--- GIVEN RECORDS Enclosed Below ---

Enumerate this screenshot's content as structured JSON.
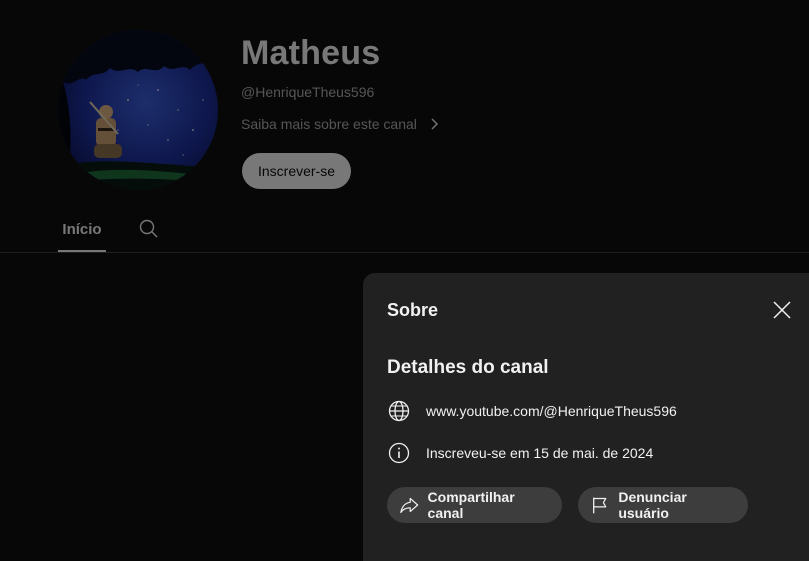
{
  "channel": {
    "name": "Matheus",
    "handle": "@HenriqueTheus596",
    "about_link": "Saiba mais sobre este canal",
    "subscribe_label": "Inscrever-se"
  },
  "tabs": {
    "home_label": "Início"
  },
  "about_panel": {
    "title": "Sobre",
    "section_title": "Detalhes do canal",
    "url": "www.youtube.com/@HenriqueTheus596",
    "joined": "Inscreveu-se em 15 de mai. de 2024",
    "share_label": "Compartilhar canal",
    "report_label": "Denunciar usuário"
  },
  "icons": {
    "about_chevron": "chevron-right-icon",
    "search": "search-icon",
    "close": "close-icon",
    "globe": "globe-icon",
    "info": "info-icon",
    "share": "share-icon",
    "flag": "flag-icon"
  },
  "colors": {
    "background": "#0f0f0f",
    "panel": "#212121",
    "pill": "#3d3d3d",
    "text_primary": "#f1f1f1",
    "text_secondary": "#aaaaaa"
  }
}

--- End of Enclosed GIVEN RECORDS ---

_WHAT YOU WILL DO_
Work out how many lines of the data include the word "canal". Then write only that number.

_FINISHED EXERCISE_
3